11.5 kya. Luzia is an adult female Homo sapiens fossil from central Brazil. She’s named after Lucy, the famous Australopithecus afarensis from Laetoli, but she’s no relation, or at least no more relation than the rest of us. When Luzia was discovered (1975) she presented quite a puzzle. She’s one of the earliest known South American human fossils. Her skull, well-preserved, looks nothing in particular like the skulls of later Indians. It’s more similar to the skulls of modern Australian aborigines and Africans. She’s also short, under five feet.

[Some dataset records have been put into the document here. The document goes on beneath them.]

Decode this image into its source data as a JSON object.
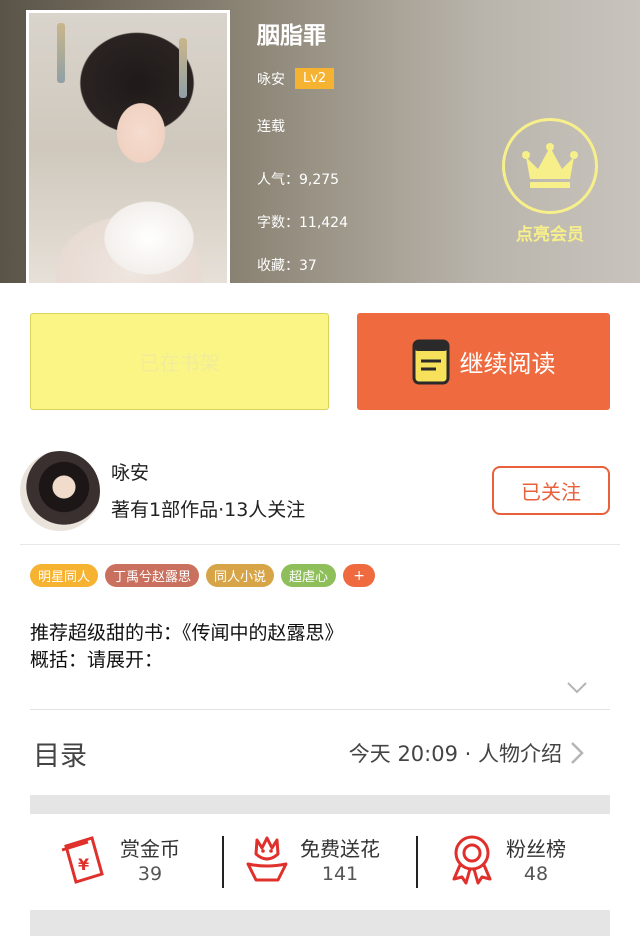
{
  "book": {
    "title": "胭脂罪",
    "author": "咏安",
    "level": "Lv2",
    "status": "连载",
    "popularity": "人气：9,275",
    "word_count": "字数：11,424",
    "favorites": "收藏：37"
  },
  "vip": {
    "label": "点亮会员"
  },
  "actions": {
    "shelf_label": "已在书架",
    "read_label": "继续阅读"
  },
  "author": {
    "name": "咏安",
    "meta": "著有1部作品·13人关注",
    "follow_label": "已关注"
  },
  "tags": [
    {
      "label": "明星同人",
      "color": "#f5b331"
    },
    {
      "label": "丁禹兮赵露思",
      "color": "#c9705e"
    },
    {
      "label": "同人小说",
      "color": "#d7a447"
    },
    {
      "label": "超虐心",
      "color": "#8fbf5a"
    }
  ],
  "tag_more": "+",
  "description": {
    "line1": "推荐超级甜的书：《传闻中的赵露思》",
    "line2": "概括：请展开："
  },
  "toc": {
    "title": "目录",
    "info": "今天 20:09 · 人物介绍"
  },
  "stats": {
    "reward": {
      "label": "赏金币",
      "value": "39"
    },
    "flowers": {
      "label": "免费送花",
      "value": "141"
    },
    "fans": {
      "label": "粉丝榜",
      "value": "48"
    }
  },
  "colors": {
    "accent": "#ef6b3f",
    "shelf_button": "#fbf586",
    "vip_yellow": "#f7f08a",
    "icon_red": "#e0302c"
  }
}
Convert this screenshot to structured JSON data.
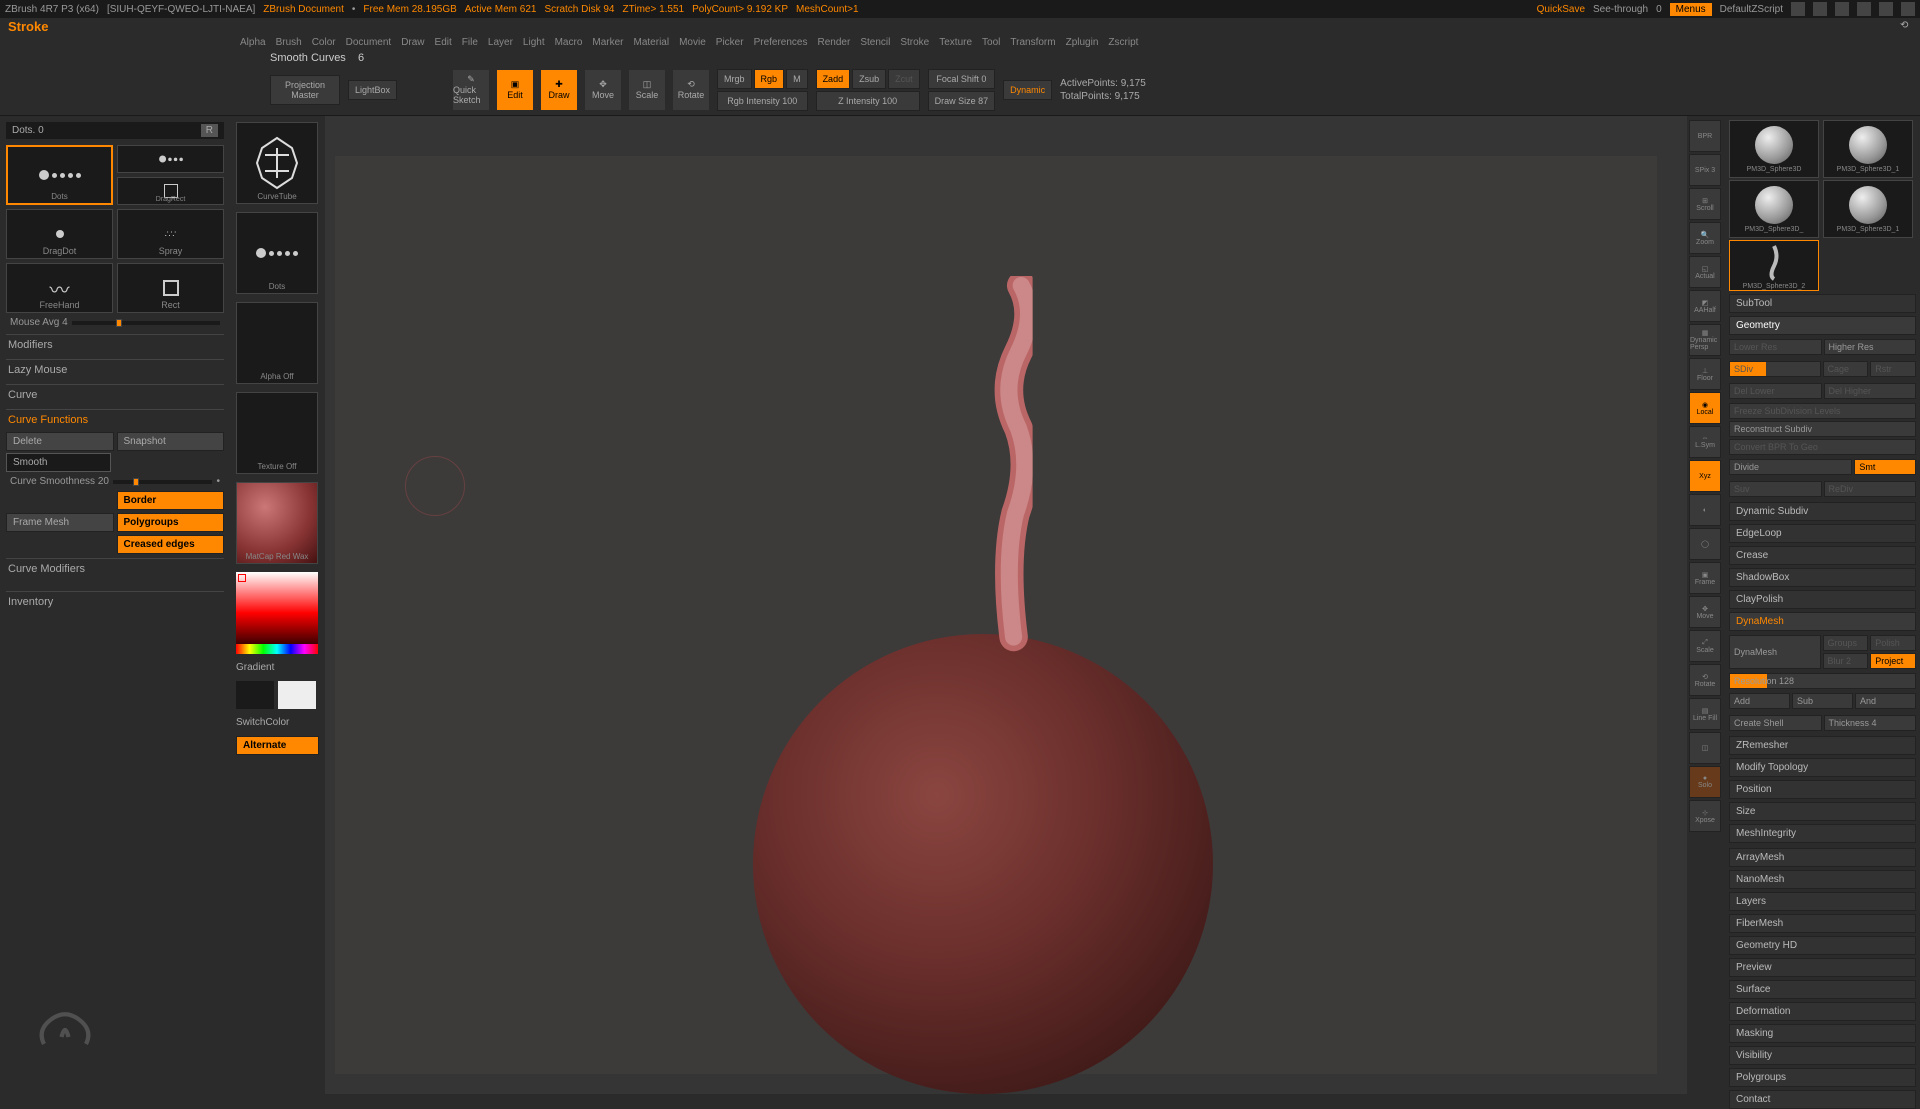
{
  "topbar": {
    "app": "ZBrush 4R7 P3 (x64)",
    "hash": "[SIUH-QEYF-QWEO-LJTI-NAEA]",
    "doc": "ZBrush Document",
    "freemem": "Free Mem 28.195GB",
    "activemem": "Active Mem 621",
    "scratch": "Scratch Disk 94",
    "ztime": "ZTime> 1.551",
    "polycount": "PolyCount> 9.192 KP",
    "meshcount": "MeshCount>1",
    "quicksave": "QuickSave",
    "seethrough": "See-through",
    "seethrough_val": "0",
    "menus": "Menus",
    "script": "DefaultZScript"
  },
  "palette_title": "Stroke",
  "menus": [
    "Alpha",
    "Brush",
    "Color",
    "Document",
    "Draw",
    "Edit",
    "File",
    "Layer",
    "Light",
    "Macro",
    "Marker",
    "Material",
    "Movie",
    "Picker",
    "Preferences",
    "Render",
    "Stencil",
    "Stroke",
    "Texture",
    "Tool",
    "Transform",
    "Zplugin",
    "Zscript"
  ],
  "status_line": {
    "text": "Smooth Curves",
    "val": "6"
  },
  "toolbar": {
    "proj_master": "Projection Master",
    "lightbox": "LightBox",
    "quick_sketch": "Quick Sketch",
    "edit": "Edit",
    "draw": "Draw",
    "move": "Move",
    "scale": "Scale",
    "rotate": "Rotate",
    "mrgb": "Mrgb",
    "rgb": "Rgb",
    "m": "M",
    "rgb_int": "Rgb Intensity 100",
    "zadd": "Zadd",
    "zsub": "Zsub",
    "zcut": "Zcut",
    "z_int": "Z Intensity 100",
    "focal": "Focal Shift 0",
    "draw_size": "Draw Size 87",
    "dynamic": "Dynamic",
    "active_pts": "ActivePoints: 9,175",
    "total_pts": "TotalPoints: 9,175"
  },
  "left": {
    "dots_label": "Dots. 0",
    "r": "R",
    "strokes": [
      "Dots",
      "Dots",
      "DragDot",
      "Spray",
      "FreeHand",
      "Rect",
      "DragRect"
    ],
    "mouse_avg": "Mouse Avg 4",
    "modifiers": "Modifiers",
    "lazy": "Lazy Mouse",
    "curve": "Curve",
    "curve_fn": "Curve Functions",
    "delete": "Delete",
    "snapshot": "Snapshot",
    "smooth": "Smooth",
    "curve_smooth": "Curve Smoothness 20",
    "border": "Border",
    "frame_mesh": "Frame Mesh",
    "polygroups": "Polygroups",
    "creased": "Creased edges",
    "curve_mod": "Curve Modifiers",
    "inventory": "Inventory"
  },
  "shelf": {
    "curve_tube": "CurveTube",
    "dots": "Dots",
    "alpha_off": "Alpha Off",
    "texture_off": "Texture Off",
    "matcap": "MatCap Red Wax",
    "gradient": "Gradient",
    "switch": "SwitchColor",
    "alternate": "Alternate"
  },
  "right_icons": [
    "BPR",
    "SPix 3",
    "Scroll",
    "Zoom",
    "Actual",
    "AAHalf",
    "Dynamic Persp",
    "Floor",
    "Local",
    "L.Sym",
    "Xyz",
    "",
    "",
    "Frame",
    "Move",
    "Scale",
    "Rotate",
    "Line Fill",
    "",
    "Solo",
    "Xpose"
  ],
  "rp": {
    "tools": [
      "PM3D_Sphere3D",
      "PM3D_Sphere3D_1",
      "PM3D_Sphere3D_",
      "PM3D_Sphere3D_1",
      "PM3D_Sphere3D_2"
    ],
    "subtool": "SubTool",
    "geometry": "Geometry",
    "lower": "Lower Res",
    "higher": "Higher Res",
    "sdiv": "SDiv",
    "cage": "Cage",
    "rstr": "Rstr",
    "del_lower": "Del Lower",
    "del_higher": "Del Higher",
    "freeze": "Freeze SubDivision Levels",
    "reconstruct": "Reconstruct Subdiv",
    "convert": "Convert BPR To Geo",
    "divide": "Divide",
    "smt": "Smt",
    "suv": "Suv",
    "rediv": "ReDiv",
    "dyn_subdiv": "Dynamic Subdiv",
    "edgeloop": "EdgeLoop",
    "crease": "Crease",
    "shadowbox": "ShadowBox",
    "claypolish": "ClayPolish",
    "dynamesh_hdr": "DynaMesh",
    "dynamesh": "DynaMesh",
    "groups": "Groups",
    "polish": "Polish",
    "blur": "Blur 2",
    "project": "Project",
    "resolution": "Resolution 128",
    "add": "Add",
    "sub": "Sub",
    "and": "And",
    "create_shell": "Create Shell",
    "thickness": "Thickness 4",
    "zremesher": "ZRemesher",
    "mod_topo": "Modify Topology",
    "position": "Position",
    "size": "Size",
    "mesh_int": "MeshIntegrity",
    "rest": [
      "ArrayMesh",
      "NanoMesh",
      "Layers",
      "FiberMesh",
      "Geometry HD",
      "Preview",
      "Surface",
      "Deformation",
      "Masking",
      "Visibility",
      "Polygroups",
      "Contact"
    ]
  }
}
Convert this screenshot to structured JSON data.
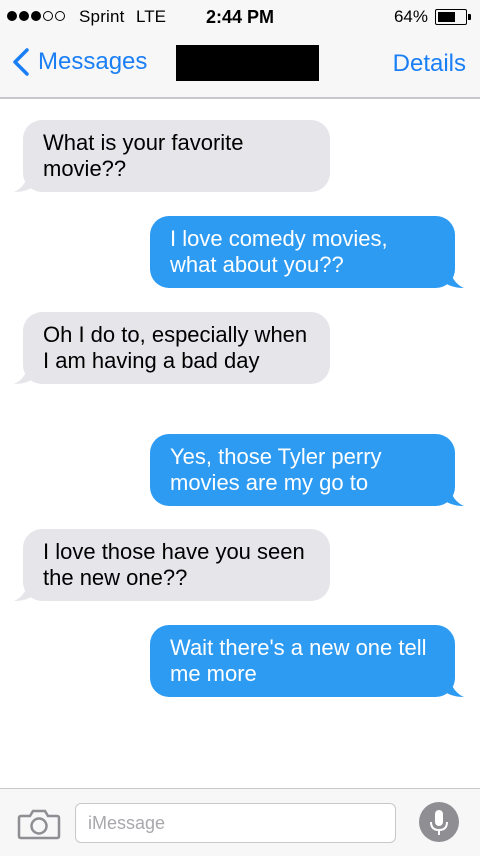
{
  "status_bar": {
    "carrier": "Sprint",
    "network": "LTE",
    "time": "2:44 PM",
    "battery_percent": "64%",
    "battery_level": 0.64,
    "signal_bars_filled": 3,
    "signal_bars_total": 5
  },
  "nav": {
    "back_label": "Messages",
    "contact_name": "[redacted]",
    "details_label": "Details"
  },
  "messages": [
    {
      "direction": "received",
      "text": "What is your favorite movie??"
    },
    {
      "direction": "sent",
      "text": "I love comedy movies, what about you??"
    },
    {
      "direction": "received",
      "text": "Oh I do to, especially when I am having a bad day"
    },
    {
      "direction": "sent",
      "text": "Yes, those Tyler perry movies are my go to"
    },
    {
      "direction": "received",
      "text": "I love those have you seen the new one??"
    },
    {
      "direction": "sent",
      "text": "Wait there's a new one tell me more"
    }
  ],
  "input": {
    "placeholder": "iMessage",
    "value": ""
  },
  "icons": {
    "back": "chevron-left-icon",
    "camera": "camera-icon",
    "mic": "microphone-icon"
  },
  "colors": {
    "accent": "#1a7ff5",
    "sent_bubble": "#2e9bf3",
    "received_bubble": "#e5e5ea"
  }
}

There hasn’t been any analysis of Luzia’s DNA but we now (as of this year) may have a better idea who her relations are. Southeast Asia was occupied for tens of millennia by hunter-gatherers of the Hoabinhian culture, which persisted through melting ice caps and rising sea levels, up to the arrival of farmers from South China. Scattered groups of foragers in the region are remnants of this population. It is likely that the Hoabinhians, or nearby Melanesians, or related folk, traveled up the Pacific coast and were the first human arrivals in the New World. (A direct trip across the Pacific is another possibility, but seems less likely.) These early Americans were largely replaced (they may never have been very numerous) by the ancestors of modern Indians, making a modest contribution to the DNA of the latter.
We noted earlier that there seem to be linguistic traces of this early migration in some of the languages of South America. It’s also worth mentioning that early twentieth century anthropologists thought Melanesia and native Amazonia show some striking cultural similarities, especially relating to men’s houses, all-male cults, myths of matriarchy, and sacred flutes. Some anthropologists have coined the term “Melazonia” to capture the similarities in social systems in the two places. The usual assumption has been that these similarities result from parallel cultural evolution, but maybe there is an ancient historical connection too.